National Center for
1HCP: DNA RECOGNITION BY THE OESTROGEN RECEPTOR: FROM SOLUTION TO THE CRYSTAL
Structure (1993) 1 p.187-204» All references (3)

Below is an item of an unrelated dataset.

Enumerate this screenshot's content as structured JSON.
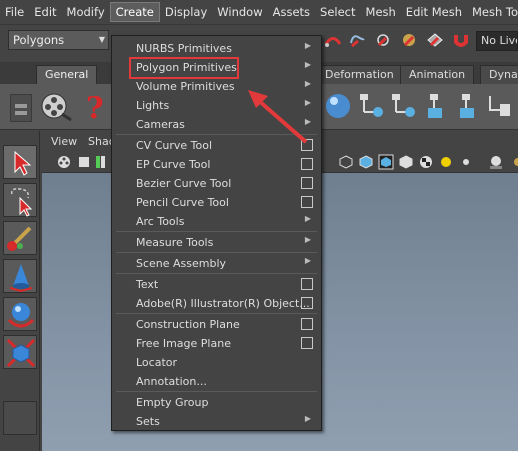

BACKGROUND: The steroid/nuclear hormone receptors are a large family of conserved ligand-activated transcription factors that regulate gene expression through binding to response elements upstream of their target genes. Most members of this family bind to DNA as homodimers or heterodimers and recognize the sequence, spacing and orientation of the two half-sites of their response elements. The recognition and discrimination of the sequence and arrangements of these half-sites are mediated primarily by a highly conserved DNA-binding domain. RESULTS: Here we describe the DNA-binding properties of the isolated DNA-binding domain of the oestrogen receptor, the ERDBD, and its refined NMR structure. This domain is monomeric in solution, but two molecules bind cooperatively to specific DNA sequences; this cooperativity determines the arrangement of half-sites that is recognized by the ERDBD. The 10 carboxy-terminal residues and a region of 15 residues within the domain are disordered in the solution structure, yet are important for DNA binding. CONCLUSION: The cooperative nature of ERDBD binding to DNA is important. The previously-determined X-ray structure of the ERDBD dimer bound to DNA shows that the 15 internal residues disordered in solution make contact both with DNA and with the corresponding region of the other monomer. These results suggest that these residues become ordered during the process of binding to DNA, forming the dimer interface and thus contributing to the cooperative interaction between monomers.